When traveling on public transport, you may want to cover your ears

November 22, 2017
The noise levels commuters are exposed to while using public transport or while biking, could induce hearing loss if experienced repeatedly and over long periods of time, according to a study published in the open access ...

Different types of alcohol elicit different emotional responses

November 22, 2017
Different types of alcohol elicit different emotional responses, but spirits are most frequently associated with feelings of aggression, suggests research published in the online journal BMJ Open.

Air pollution linked to poorer quality sperm

November 22, 2017
Air pollution, particularly levels of fine particulate matter (PM2.5), is associated with poorer quality sperm, suggests research published online in Occupational & Environmental Medicine.

Sunrise and sunset guide daily activities of city-dwellers

November 21, 2017
Despite artificial lightning and social conventions, the dynamics of daylight still influence the daily activities of people living in modern, urban environments, according to new research published in PLOS Computational ...

Older men need more protein to maintain muscles

November 21, 2017
The amount of protein recommended by international guidelines is not sufficient to maintain muscle size and strength in older men, according to a new study.

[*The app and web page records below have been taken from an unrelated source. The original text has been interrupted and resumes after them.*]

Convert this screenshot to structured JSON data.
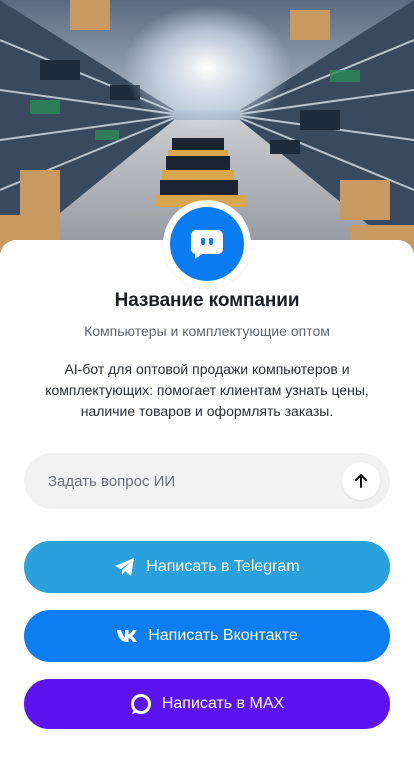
{
  "company": {
    "name": "Название компании",
    "tagline": "Компьютеры и комплектующие оптом",
    "description": "AI-бот для оптовой продажи компьютеров и комплектующих: помогает клиентам узнать цены, наличие товаров и оформлять заказы."
  },
  "ask": {
    "placeholder": "Задать вопрос ИИ",
    "value": ""
  },
  "buttons": {
    "telegram": "Написать в Telegram",
    "vkontakte": "Написать Вконтакте",
    "max": "Написать в MAX"
  },
  "icons": {
    "hero": "warehouse-image",
    "avatar": "bot-chat-icon",
    "send": "arrow-up-icon",
    "telegram": "telegram-icon",
    "vkontakte": "vk-icon",
    "max": "max-chat-icon"
  },
  "colors": {
    "avatar": "#0c7cf2",
    "telegram": "#2aa0dc",
    "vkontakte": "#0d7df2",
    "max": "#5d14f2",
    "input_bg": "#f1f1f2"
  }
}
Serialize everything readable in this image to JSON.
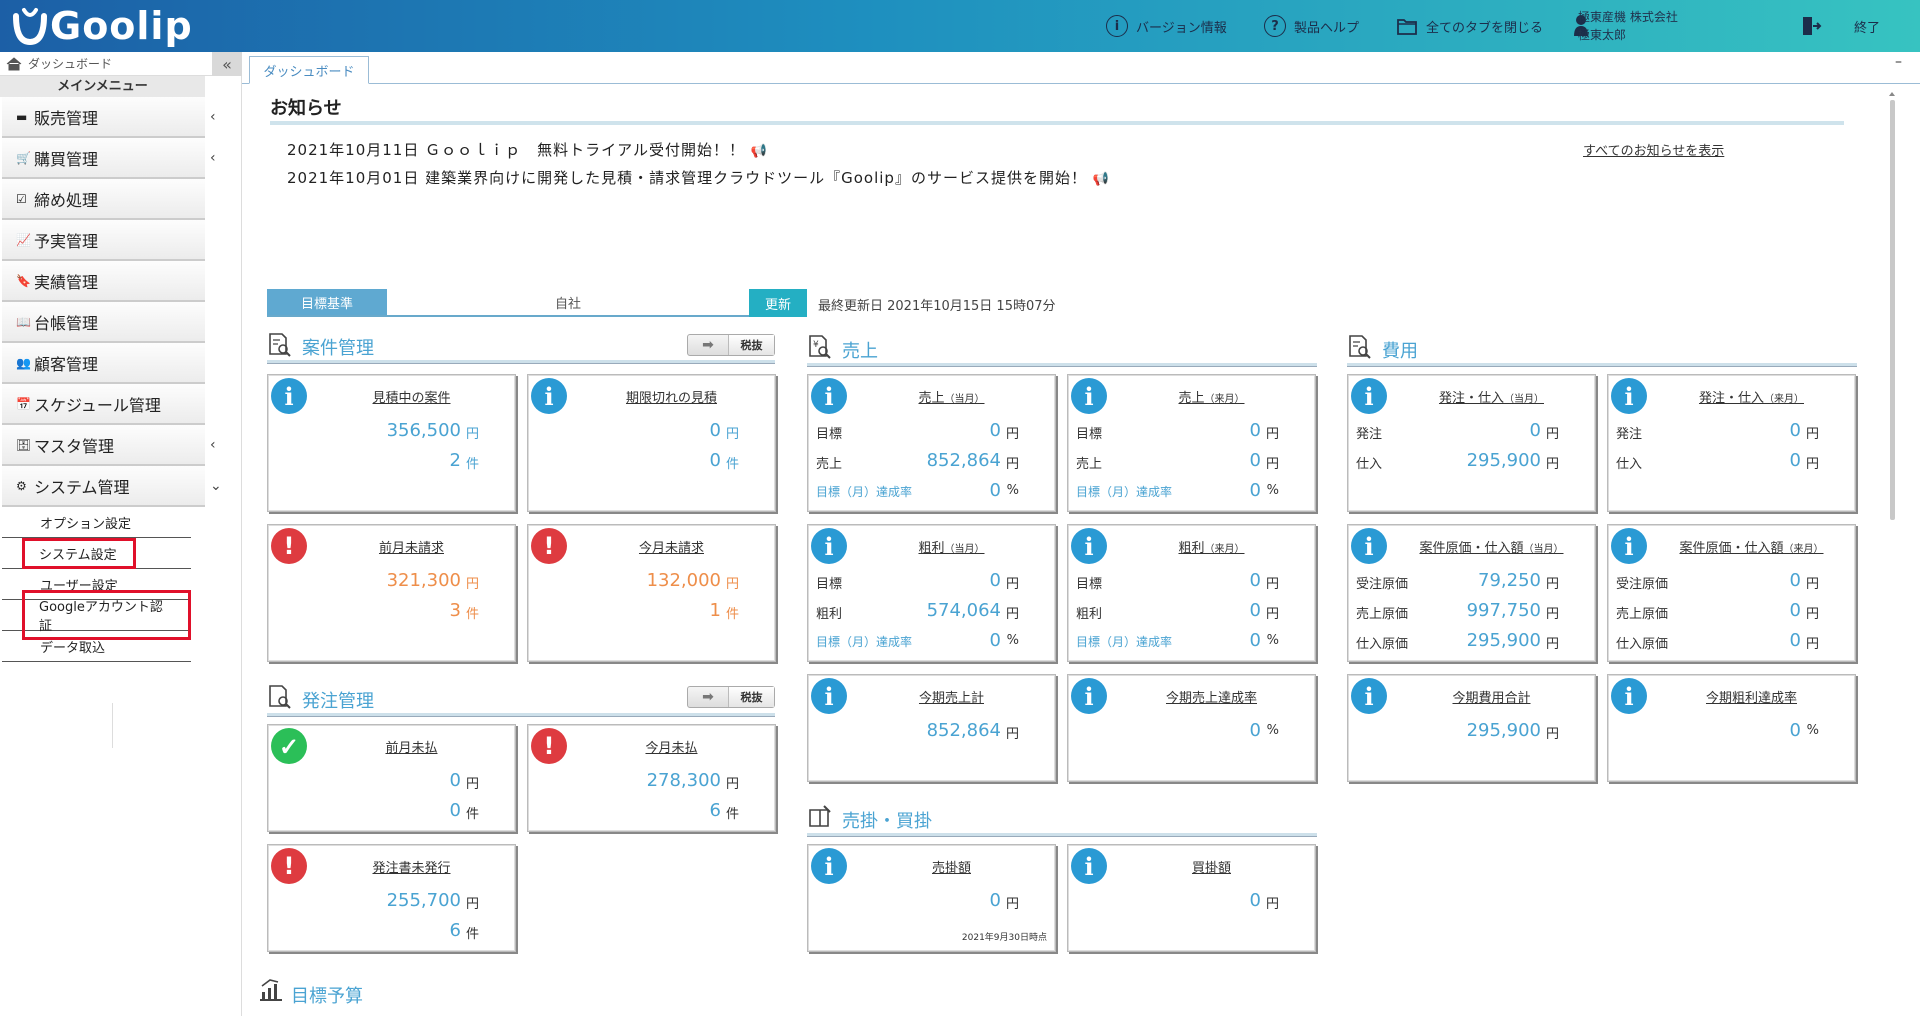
{
  "app": {
    "logo_text": "Goolip"
  },
  "header": {
    "version": "バージョン情報",
    "help": "製品ヘルプ",
    "close_tabs": "全てのタブを閉じる",
    "company": "極東産機 株式会社",
    "user": "極東太郎",
    "exit": "終了"
  },
  "sidebar": {
    "top_label": "ダッシュボード",
    "menu_title": "メインメニュー",
    "items": [
      {
        "label": "販売管理",
        "icon": "register-icon",
        "chevron": "‹"
      },
      {
        "label": "購買管理",
        "icon": "cart-icon",
        "chevron": "‹"
      },
      {
        "label": "締め処理",
        "icon": "checkbox-icon",
        "chevron": ""
      },
      {
        "label": "予実管理",
        "icon": "line-chart-icon",
        "chevron": ""
      },
      {
        "label": "実績管理",
        "icon": "bookmark-icon",
        "chevron": ""
      },
      {
        "label": "台帳管理",
        "icon": "book-icon",
        "chevron": ""
      },
      {
        "label": "顧客管理",
        "icon": "users-icon",
        "chevron": ""
      },
      {
        "label": "スケジュール管理",
        "icon": "calendar-icon",
        "chevron": ""
      },
      {
        "label": "マスタ管理",
        "icon": "database-icon",
        "chevron": "‹"
      },
      {
        "label": "システム管理",
        "icon": "gear-icon",
        "chevron": "⌄"
      }
    ],
    "subitems": [
      {
        "label": "オプション設定",
        "highlight": false
      },
      {
        "label": "システム設定",
        "highlight": true
      },
      {
        "label": "ユーザー設定",
        "highlight": false
      },
      {
        "label": "Googleアカウント認証",
        "highlight": true
      },
      {
        "label": "データ取込",
        "highlight": false
      }
    ]
  },
  "tabs": [
    {
      "label": "ダッシュボード"
    }
  ],
  "news": {
    "title": "お知らせ",
    "items": [
      "2021年10月11日 Ｇｏｏｌｉｐ　無料トライアル受付開始！！",
      "2021年10月01日 建築業界向けに開発した見積・請求管理クラウドツール『Goolip』のサービス提供を開始！"
    ],
    "show_all": "すべてのお知らせを表示"
  },
  "target": {
    "label": "目標基準",
    "selected": "自社",
    "update": "更新",
    "last_updated": "最終更新日 2021年10月15日 15時07分"
  },
  "sections": {
    "anken": "案件管理",
    "hatchu": "発注管理",
    "uriage": "売上",
    "hiyou": "費用",
    "urikake": "売掛・買掛",
    "mokuhyo": "目標予算",
    "tax_toggle": "税抜"
  },
  "units": {
    "yen": "円",
    "ken": "件",
    "pct": "%"
  },
  "cards": {
    "mitsumori_chu": {
      "title": "見積中の案件",
      "v1": "356,500",
      "v2": "2"
    },
    "kigen_gire": {
      "title": "期限切れの見積",
      "v1": "0",
      "v2": "0"
    },
    "zengetsu_mi": {
      "title": "前月未請求",
      "v1": "321,300",
      "v2": "3"
    },
    "kongetsu_mi": {
      "title": "今月未請求",
      "v1": "132,000",
      "v2": "1"
    },
    "zengetsu_mibarai": {
      "title": "前月未払",
      "v1": "0",
      "v2": "0"
    },
    "kongetsu_mibarai": {
      "title": "今月未払",
      "v1": "278,300",
      "v2": "6"
    },
    "hatchusho": {
      "title": "発注書未発行",
      "v1": "255,700",
      "v2": "6"
    },
    "uriage_to": {
      "title": "売上",
      "sub": "（当月）",
      "l1": "目標",
      "v1": "0",
      "l2": "売上",
      "v2": "852,864",
      "l3": "目標（月）達成率",
      "v3": "0"
    },
    "uriage_rai": {
      "title": "売上",
      "sub": "（来月）",
      "l1": "目標",
      "v1": "0",
      "l2": "売上",
      "v2": "0",
      "l3": "目標（月）達成率",
      "v3": "0"
    },
    "arari_to": {
      "title": "粗利",
      "sub": "（当月）",
      "l1": "目標",
      "v1": "0",
      "l2": "粗利",
      "v2": "574,064",
      "l3": "目標（月）達成率",
      "v3": "0"
    },
    "arari_rai": {
      "title": "粗利",
      "sub": "（来月）",
      "l1": "目標",
      "v1": "0",
      "l2": "粗利",
      "v2": "0",
      "l3": "目標（月）達成率",
      "v3": "0"
    },
    "konki_uriage": {
      "title": "今期売上計",
      "v1": "852,864"
    },
    "konki_tassei": {
      "title": "今期売上達成率",
      "v1": "0"
    },
    "hatchu_to": {
      "title": "発注・仕入",
      "sub": "（当月）",
      "l1": "発注",
      "v1": "0",
      "l2": "仕入",
      "v2": "295,900"
    },
    "hatchu_rai": {
      "title": "発注・仕入",
      "sub": "（来月）",
      "l1": "発注",
      "v1": "0",
      "l2": "仕入",
      "v2": "0"
    },
    "genka_to": {
      "title": "案件原価・仕入額",
      "sub": "（当月）",
      "l1": "受注原価",
      "v1": "79,250",
      "l2": "売上原価",
      "v2": "997,750",
      "l3": "仕入原価",
      "v3": "295,900"
    },
    "genka_rai": {
      "title": "案件原価・仕入額",
      "sub": "（来月）",
      "l1": "受注原価",
      "v1": "0",
      "l2": "売上原価",
      "v2": "0",
      "l3": "仕入原価",
      "v3": "0"
    },
    "konki_hiyou": {
      "title": "今期費用合計",
      "v1": "295,900"
    },
    "konki_arari": {
      "title": "今期粗利達成率",
      "v1": "0"
    },
    "urikake": {
      "title": "売掛額",
      "v1": "0",
      "note": "2021年9月30日時点"
    },
    "kaikake": {
      "title": "買掛額",
      "v1": "0"
    }
  }
}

0 comments

Please sign in to add a comment. Registration is free, and takes less than a minute. Read more

Click here to reset your password.
Sign in to get notified via email when new comments are made.